What is to be done about the low scholarly standards in the analysis of sex? A map of reform is desperately needed. Current discourse in gender theory is amateurishly shot through with the logical fallacy of the appeal to authority, as if we have been flung back to medieval theology. For all their putative leftism, gender theorists routinely mimic and flatter academic power with the unctuous obsequiousness of flunkies in the Vatican Curia.
First of all, every gender studies curriculum must build biology into its program; without knowledge of biology, gender studies slides into propaganda. Second, the study of ancient tribal and agrarian cultures is crucial to end the present narrow focus on modern capitalist society. Third, the cynical disdain for religion that permeates high-level academe must end. (I am speaking as an atheist.) It is precisely the blindness to spiritual quest patterns that has most disabled the three books under review.
The exhausted poststructuralism pervading American universities is abject philistinism masquerading as advanced thought. Everywhere, young scholars labor in bondage to a corrupt and incestuous academic establishment.

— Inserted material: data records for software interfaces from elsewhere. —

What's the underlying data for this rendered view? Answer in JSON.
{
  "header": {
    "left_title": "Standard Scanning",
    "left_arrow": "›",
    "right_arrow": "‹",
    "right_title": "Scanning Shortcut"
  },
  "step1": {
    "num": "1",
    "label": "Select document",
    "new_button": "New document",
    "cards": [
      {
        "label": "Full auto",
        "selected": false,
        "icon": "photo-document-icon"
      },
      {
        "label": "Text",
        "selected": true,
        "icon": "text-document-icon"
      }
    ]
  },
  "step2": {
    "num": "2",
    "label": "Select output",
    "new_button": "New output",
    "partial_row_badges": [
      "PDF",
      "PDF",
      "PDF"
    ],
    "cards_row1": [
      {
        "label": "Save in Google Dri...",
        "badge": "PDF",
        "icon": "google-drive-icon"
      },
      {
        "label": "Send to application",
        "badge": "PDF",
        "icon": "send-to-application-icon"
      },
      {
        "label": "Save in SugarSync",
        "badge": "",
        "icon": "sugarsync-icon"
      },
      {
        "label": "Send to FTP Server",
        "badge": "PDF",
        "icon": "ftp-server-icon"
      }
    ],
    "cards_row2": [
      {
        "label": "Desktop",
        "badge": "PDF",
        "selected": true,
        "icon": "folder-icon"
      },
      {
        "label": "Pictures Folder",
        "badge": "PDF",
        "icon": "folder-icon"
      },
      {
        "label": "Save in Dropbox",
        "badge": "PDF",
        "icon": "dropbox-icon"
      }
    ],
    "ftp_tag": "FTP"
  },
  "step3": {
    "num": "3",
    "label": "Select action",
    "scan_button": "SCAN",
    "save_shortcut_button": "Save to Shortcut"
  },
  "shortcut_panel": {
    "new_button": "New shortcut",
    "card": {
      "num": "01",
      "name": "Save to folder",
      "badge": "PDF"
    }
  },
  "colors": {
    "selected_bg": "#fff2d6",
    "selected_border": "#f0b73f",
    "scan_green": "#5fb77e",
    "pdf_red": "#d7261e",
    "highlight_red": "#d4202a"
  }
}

But these “mind-forg’d manacles” (in William Blake’s phrase) can be broken in an instant. All it takes is the will to be free.